• **Data records for software interfaces**
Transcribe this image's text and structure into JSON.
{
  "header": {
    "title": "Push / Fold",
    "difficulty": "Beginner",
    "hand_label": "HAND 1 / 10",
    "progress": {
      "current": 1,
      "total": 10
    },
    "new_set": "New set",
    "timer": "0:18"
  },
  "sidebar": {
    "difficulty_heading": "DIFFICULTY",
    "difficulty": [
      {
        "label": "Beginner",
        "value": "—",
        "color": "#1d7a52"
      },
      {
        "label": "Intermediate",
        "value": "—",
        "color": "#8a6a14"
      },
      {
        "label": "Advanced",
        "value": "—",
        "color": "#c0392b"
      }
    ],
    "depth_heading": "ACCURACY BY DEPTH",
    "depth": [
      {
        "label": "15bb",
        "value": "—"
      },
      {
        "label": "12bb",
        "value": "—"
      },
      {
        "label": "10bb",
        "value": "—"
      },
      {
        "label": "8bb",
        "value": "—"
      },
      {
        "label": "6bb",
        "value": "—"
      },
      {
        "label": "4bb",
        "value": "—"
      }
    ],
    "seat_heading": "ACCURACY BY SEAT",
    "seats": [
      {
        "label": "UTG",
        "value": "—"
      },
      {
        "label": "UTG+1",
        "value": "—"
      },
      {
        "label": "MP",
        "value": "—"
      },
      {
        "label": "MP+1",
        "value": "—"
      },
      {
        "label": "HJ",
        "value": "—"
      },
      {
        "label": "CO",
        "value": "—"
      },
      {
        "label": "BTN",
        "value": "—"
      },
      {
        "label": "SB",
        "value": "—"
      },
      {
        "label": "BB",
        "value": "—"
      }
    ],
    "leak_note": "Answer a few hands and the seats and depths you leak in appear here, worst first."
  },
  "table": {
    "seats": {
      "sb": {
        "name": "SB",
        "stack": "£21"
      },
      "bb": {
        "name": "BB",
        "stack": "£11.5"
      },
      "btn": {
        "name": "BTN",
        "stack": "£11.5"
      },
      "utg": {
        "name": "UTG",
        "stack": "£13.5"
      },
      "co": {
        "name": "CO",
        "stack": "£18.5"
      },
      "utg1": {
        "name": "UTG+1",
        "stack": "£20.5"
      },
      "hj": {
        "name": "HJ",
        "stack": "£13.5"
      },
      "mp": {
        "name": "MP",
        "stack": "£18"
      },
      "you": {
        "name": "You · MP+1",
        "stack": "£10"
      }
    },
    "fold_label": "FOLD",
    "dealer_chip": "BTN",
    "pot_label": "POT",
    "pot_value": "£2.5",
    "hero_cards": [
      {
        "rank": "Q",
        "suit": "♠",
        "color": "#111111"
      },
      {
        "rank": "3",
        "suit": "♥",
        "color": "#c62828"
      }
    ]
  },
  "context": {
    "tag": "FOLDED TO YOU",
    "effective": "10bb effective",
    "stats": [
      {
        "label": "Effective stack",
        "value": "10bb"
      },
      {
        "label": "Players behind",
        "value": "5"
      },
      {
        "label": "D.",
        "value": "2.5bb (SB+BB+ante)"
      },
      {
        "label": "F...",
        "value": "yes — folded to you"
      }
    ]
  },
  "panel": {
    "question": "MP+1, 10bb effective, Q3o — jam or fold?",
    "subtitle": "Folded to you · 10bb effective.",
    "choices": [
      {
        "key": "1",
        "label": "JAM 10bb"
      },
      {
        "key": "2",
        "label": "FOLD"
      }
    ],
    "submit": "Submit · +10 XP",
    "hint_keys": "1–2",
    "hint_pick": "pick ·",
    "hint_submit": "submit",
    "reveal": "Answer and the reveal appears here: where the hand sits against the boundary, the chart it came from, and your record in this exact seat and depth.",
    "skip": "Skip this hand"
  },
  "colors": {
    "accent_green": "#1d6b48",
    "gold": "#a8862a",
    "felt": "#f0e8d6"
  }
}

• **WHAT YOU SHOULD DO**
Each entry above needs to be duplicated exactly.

• **SOLUTION TO THIS PROBLEM**
Transcribe this image's text and structure into JSON.
{
  "header": {
    "title": "Push / Fold",
    "difficulty": "Beginner",
    "hand_label": "HAND 1 / 10",
    "progress": {
      "current": 1,
      "total": 10
    },
    "new_set": "New set",
    "timer": "0:18"
  },
  "sidebar": {
    "difficulty_heading": "DIFFICULTY",
    "difficulty": [
      {
        "label": "Beginner",
        "value": "—",
        "color": "#1d7a52"
      },
      {
        "label": "Intermediate",
        "value": "—",
        "color": "#8a6a14"
      },
      {
        "label": "Advanced",
        "value": "—",
        "color": "#c0392b"
      }
    ],
    "depth_heading": "ACCURACY BY DEPTH",
    "depth": [
      {
        "label": "15bb",
        "value": "—"
      },
      {
        "label": "12bb",
        "value": "—"
      },
      {
        "label": "10bb",
        "value": "—"
      },
      {
        "label": "8bb",
        "value": "—"
      },
      {
        "label": "6bb",
        "value": "—"
      },
      {
        "label": "4bb",
        "value": "—"
      }
    ],
    "seat_heading": "ACCURACY BY SEAT",
    "seats": [
      {
        "label": "UTG",
        "value": "—"
      },
      {
        "label": "UTG+1",
        "value": "—"
      },
      {
        "label": "MP",
        "value": "—"
      },
      {
        "label": "MP+1",
        "value": "—"
      },
      {
        "label": "HJ",
        "value": "—"
      },
      {
        "label": "CO",
        "value": "—"
      },
      {
        "label": "BTN",
        "value": "—"
      },
      {
        "label": "SB",
        "value": "—"
      },
      {
        "label": "BB",
        "value": "—"
      }
    ],
    "leak_note": "Answer a few hands and the seats and depths you leak in appear here, worst first."
  },
  "table": {
    "seats": {
      "sb": {
        "name": "SB",
        "stack": "£21"
      },
      "bb": {
        "name": "BB",
        "stack": "£11.5"
      },
      "btn": {
        "name": "BTN",
        "stack": "£11.5"
      },
      "utg": {
        "name": "UTG",
        "stack": "£13.5"
      },
      "co": {
        "name": "CO",
        "stack": "£18.5"
      },
      "utg1": {
        "name": "UTG+1",
        "stack": "£20.5"
      },
      "hj": {
        "name": "HJ",
        "stack": "£13.5"
      },
      "mp": {
        "name": "MP",
        "stack": "£18"
      },
      "you": {
        "name": "You · MP+1",
        "stack": "£10"
      }
    },
    "fold_label": "FOLD",
    "dealer_chip": "BTN",
    "pot_label": "POT",
    "pot_value": "£2.5",
    "hero_cards": [
      {
        "rank": "Q",
        "suit": "♠",
        "color": "#111111"
      },
      {
        "rank": "3",
        "suit": "♥",
        "color": "#c62828"
      }
    ]
  },
  "context": {
    "tag": "FOLDED TO YOU",
    "effective": "10bb effective",
    "stats": [
      {
        "label": "Effective stack",
        "value": "10bb"
      },
      {
        "label": "Players behind",
        "value": "5"
      },
      {
        "label": "D.",
        "value": "2.5bb (SB+BB+ante)"
      },
      {
        "label": "F...",
        "value": "yes — folded to you"
      }
    ]
  },
  "panel": {
    "question": "MP+1, 10bb effective, Q3o — jam or fold?",
    "subtitle": "Folded to you · 10bb effective.",
    "choices": [
      {
        "key": "1",
        "label": "JAM 10bb"
      },
      {
        "key": "2",
        "label": "FOLD"
      }
    ],
    "submit": "Submit · +10 XP",
    "hint_keys": "1–2",
    "hint_pick": "pick ·",
    "hint_submit": "submit",
    "reveal": "Answer and the reveal appears here: where the hand sits against the boundary, the chart it came from, and your record in this exact seat and depth.",
    "skip": "Skip this hand"
  },
  "colors": {
    "accent_green": "#1d6b48",
    "gold": "#a8862a",
    "felt": "#f0e8d6"
  }
}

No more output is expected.